Understanding the Heart and Heart Failure
The human heart consists of left and right halves, which behave as two parallel “pumps” with distinct roles in circulation. Both the left and right side of the heart contain two chambers: a smaller atrium, at the top, receives blood into the heart and transfers it to a larger, more muscular ventricle, which is situated at the bottom and pumps blood from the heart into circulation (Marieb 2010).
The right atrium receives low-oxygen blood from vessels throughout the body (systemic circulation), and the right ventricle then pumps it to the lungs to become oxygenated. The left atrium of the heart receives high-oxygen blood from vessels of the lungs (pulmonary circulation), and the left ventricle then pumps it into systemic circulation. Thus, the two sides of the heart work in parallel to collect oxygen-poor blood from peripheral tissues, send it to the lungs for gas exchange (to pick up oxygen and remove carbon dioxide), and redistribute the newly oxygenated blood to tissues and organs to meet metabolic demands (Marieb 2010).
As the heart begins to fail, compensatory mechanisms throughout the body are initiated to ensure that adequate oxygen is delivered to tissues. During compensated heart failure, signals from the brain and kidneys result in fluid retention (to increase blood pressure in an attempt to better distribute oxygenated blood), increased heart rate and contractile force, dilatation (expansion) of the ventricle to hold more blood, and growth of new heart muscle to increase the force of ejection. Increases in blood volume and ventricular filling pressures cause blood to “back up” in systemic or pulmonary circulation and leak fluid into peripheral tissues, causing edema (swelling) in the lungs, abdomen, and extremities. This is termed “congestive” heart failure (Goldman 2013). Since not all patients have fluid accumulation at the time of initial evaluation, the term “heart failure” is preferred over the older term “congestive heart failure” (Hunt 2005; Hunt 2009).
As heart failure progresses, compensatory reactions are increased to keep up with tissue oxygen demands.
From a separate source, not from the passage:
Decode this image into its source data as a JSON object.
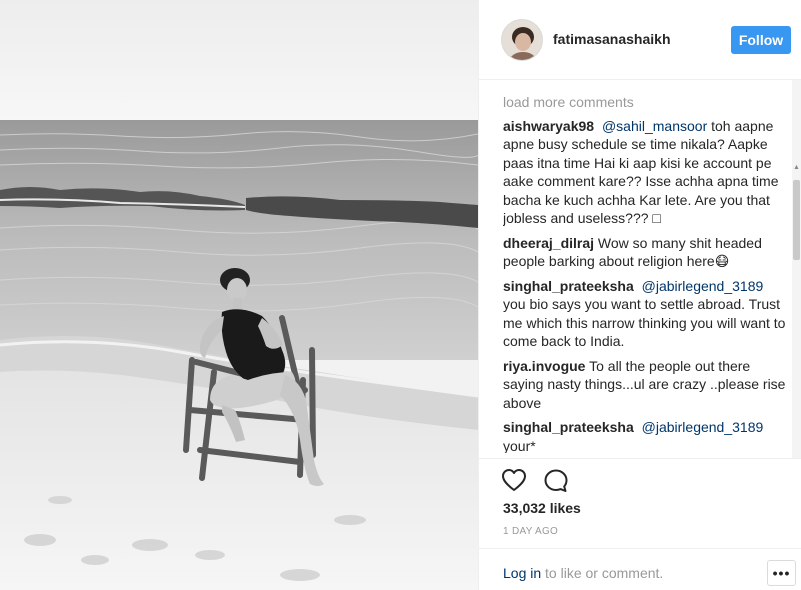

However, the compensatory mechanisms of the heart are not without their limits; the heart is restricted in how much it can expand to hold more blood or increase its contractile force and rate, and the kidneys can only retain so much water before fluid begins to infiltrate other organs and tissues. Once the limits of compensation are reached, the cardiovascular system is no longer able to satisfy tissue oxygen demands. This is called decompensated heart failure and requires aggressive medical intervention or death will occur (Goldman 2013).